What’s step two? Now that I’m in a better place, I’m smiling, I’m on top of my emotions and I’ll look back on what just happened. OK, that was no fun and I’ll think about the trigger: was I being subconsciously judgmental or scared? If so, how can I learn and grow from what happened. I will then journal.
Are you still battling your fears? It’s an ongoing struggle. When I find myself in that mushy place, I immediately say to myself: Is this real fear or is it just in my head? What is keeping me from doing what I need to do? Is it past conditioning? I then think: I love myself just the way I am and things always turn out better than I expect.

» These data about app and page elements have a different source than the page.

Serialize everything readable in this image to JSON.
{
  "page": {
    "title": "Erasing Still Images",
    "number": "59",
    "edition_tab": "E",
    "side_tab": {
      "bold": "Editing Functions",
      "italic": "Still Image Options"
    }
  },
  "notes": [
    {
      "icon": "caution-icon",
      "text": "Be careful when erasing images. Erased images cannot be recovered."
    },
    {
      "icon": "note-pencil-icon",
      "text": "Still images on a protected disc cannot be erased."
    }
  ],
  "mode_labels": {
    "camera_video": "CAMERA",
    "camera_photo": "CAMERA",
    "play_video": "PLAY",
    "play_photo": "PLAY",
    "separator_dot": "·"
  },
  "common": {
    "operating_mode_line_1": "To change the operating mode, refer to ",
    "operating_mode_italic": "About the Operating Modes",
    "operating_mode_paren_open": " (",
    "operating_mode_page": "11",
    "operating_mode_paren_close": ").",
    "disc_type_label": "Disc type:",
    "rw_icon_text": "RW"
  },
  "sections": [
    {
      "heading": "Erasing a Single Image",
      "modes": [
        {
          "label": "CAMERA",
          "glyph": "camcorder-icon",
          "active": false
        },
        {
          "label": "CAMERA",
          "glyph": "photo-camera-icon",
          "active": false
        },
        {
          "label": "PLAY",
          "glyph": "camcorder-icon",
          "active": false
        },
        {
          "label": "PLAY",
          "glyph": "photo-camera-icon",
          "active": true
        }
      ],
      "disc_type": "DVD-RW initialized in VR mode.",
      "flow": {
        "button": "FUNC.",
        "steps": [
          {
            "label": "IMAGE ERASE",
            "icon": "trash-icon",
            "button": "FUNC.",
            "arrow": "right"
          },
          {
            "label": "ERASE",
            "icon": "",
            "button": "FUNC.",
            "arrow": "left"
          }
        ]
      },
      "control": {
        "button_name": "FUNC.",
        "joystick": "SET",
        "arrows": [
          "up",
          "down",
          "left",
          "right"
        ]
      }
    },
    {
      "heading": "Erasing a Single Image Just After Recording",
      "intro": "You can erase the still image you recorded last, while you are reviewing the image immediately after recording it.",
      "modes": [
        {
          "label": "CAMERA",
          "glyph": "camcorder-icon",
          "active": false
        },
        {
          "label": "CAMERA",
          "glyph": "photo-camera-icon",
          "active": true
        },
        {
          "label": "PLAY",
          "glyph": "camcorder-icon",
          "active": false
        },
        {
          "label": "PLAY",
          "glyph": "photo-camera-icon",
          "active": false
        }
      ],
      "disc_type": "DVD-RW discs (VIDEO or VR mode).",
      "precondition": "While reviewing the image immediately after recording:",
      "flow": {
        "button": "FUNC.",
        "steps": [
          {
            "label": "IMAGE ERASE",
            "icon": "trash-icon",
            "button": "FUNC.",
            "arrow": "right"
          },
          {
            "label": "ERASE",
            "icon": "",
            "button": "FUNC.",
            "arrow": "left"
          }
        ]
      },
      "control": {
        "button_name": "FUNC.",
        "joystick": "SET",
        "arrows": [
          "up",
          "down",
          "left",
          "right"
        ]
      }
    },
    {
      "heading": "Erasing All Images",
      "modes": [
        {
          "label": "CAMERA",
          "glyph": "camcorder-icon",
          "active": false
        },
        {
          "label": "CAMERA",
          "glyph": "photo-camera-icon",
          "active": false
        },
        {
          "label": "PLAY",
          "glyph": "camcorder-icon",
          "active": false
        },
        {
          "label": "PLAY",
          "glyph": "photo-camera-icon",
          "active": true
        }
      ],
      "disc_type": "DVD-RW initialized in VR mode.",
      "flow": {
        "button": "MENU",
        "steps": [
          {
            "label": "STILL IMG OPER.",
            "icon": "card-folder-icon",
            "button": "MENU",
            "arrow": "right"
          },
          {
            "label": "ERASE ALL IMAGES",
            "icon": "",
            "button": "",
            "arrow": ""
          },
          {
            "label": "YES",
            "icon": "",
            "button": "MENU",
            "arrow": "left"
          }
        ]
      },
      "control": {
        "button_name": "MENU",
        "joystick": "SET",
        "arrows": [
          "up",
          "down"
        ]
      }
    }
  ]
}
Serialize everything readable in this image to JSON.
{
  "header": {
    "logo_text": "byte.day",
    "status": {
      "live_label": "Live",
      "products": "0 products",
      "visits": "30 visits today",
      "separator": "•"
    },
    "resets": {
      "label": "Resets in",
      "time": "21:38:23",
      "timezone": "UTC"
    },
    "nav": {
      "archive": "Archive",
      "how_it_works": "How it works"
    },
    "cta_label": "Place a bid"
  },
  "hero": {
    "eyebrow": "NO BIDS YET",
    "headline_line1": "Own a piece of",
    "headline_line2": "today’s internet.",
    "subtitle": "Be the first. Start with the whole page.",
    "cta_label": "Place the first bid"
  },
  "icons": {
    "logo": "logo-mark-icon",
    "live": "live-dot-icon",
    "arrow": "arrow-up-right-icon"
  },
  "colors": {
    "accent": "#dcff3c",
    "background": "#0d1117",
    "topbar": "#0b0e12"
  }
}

When did you decide to write about it? My coach, my publisher and I came up with the concept for a book and outlined it. The result: “Courage to Find the Fire Within: Invest in Yourself to Discover Your Passion.” (2013, Aloha Publishing). In 2014, I created a course on the principals of courage, “Getting Unstuck ... Because Your Life is Waiting.” Next I did a video course, no title yet, where I interview eight people. The first, Bill Donius, former CEO of Pulaski Bank, discusses how pursuing your passion changes everything. Each of the other seven tells a story of courage in the context of one of the seven principles outlined in my book.
What does DragonHeart mean? When you have a Dragon Heart, you are no longer afraid of anything.
Talk about your brother. He was an athlete, singer and songwriter, married with four kids. At the first sign of his illness — he started to lose his voice — Chris went for a diagnosis. I was with him when the doctor basically said to go home and die. Chris realized there had been no progress in treating ALS since our grandfather, James Maritz Sr., died 33 years earlier of the disease.
How did Chris start Hope Happens? He approached our parents and our family to found ALS HOPE and money from the private foundation went to the ALS Therapy Development Foundation for two years until Chris started Hope Happens. My family was the No. 1 supporter through the years. They raised $1 million the first year.
What spurred the creation of Hope Center at Wash U? When Chris was diagnosed, neurological disease research had been minimal. There was little profit in it. Chris felt there was a link between all neurological disorders and wanted to speed up the research process to improve the lives of people with these diseases. He contacted Dr. William Peck at the Wash U School of Medicine.
How much has Hope Happens donated to the Hope Center? Nearly $4 million, raising last year $422,000.
Do you fund anything other than The Hope Center? No. We have signed a 10-year agreement that is renewed every 10 years with Washington University to give as much as possible from Hope Happens to Hope Center. Hope Happens promotes awareness, education and provides funding to buy equipment and start up funds for pilot projects that support Hope Center’s mission.
What’s Hope Center like today, nearly 11 years after its founding? It has grown from 17 to more than 110 labs and approximately 113 faculty members, representing more than 650 researchers, and 21 different departments. It takes more than $60 million to run annually. Recently, the 11,000-square-foot center added 8,000 square feet.
When not working, coaching, writing or speaking, what do you like to do? Hang out with Alie. I’d love to get back into tennis. I enjoy nature and to be outside and like cooking lobster, fish, wild game.
What’s still on your bucket list? I want to learn how to sail and some day write my family’s history.
7 Principles of Courage*
- Clarity of destination
- Origin of inspiration
- Unrealized Potential — Mind Set & Unrealized Potential: Forging your new mind set, forming new habits, routines and rituals
- Awareness of what is holding you back and stopping the vicious cycle of subconscious fear
*From “Courage to Find the Fire Within”
Margaret Crane is a St. Louis freelance writer.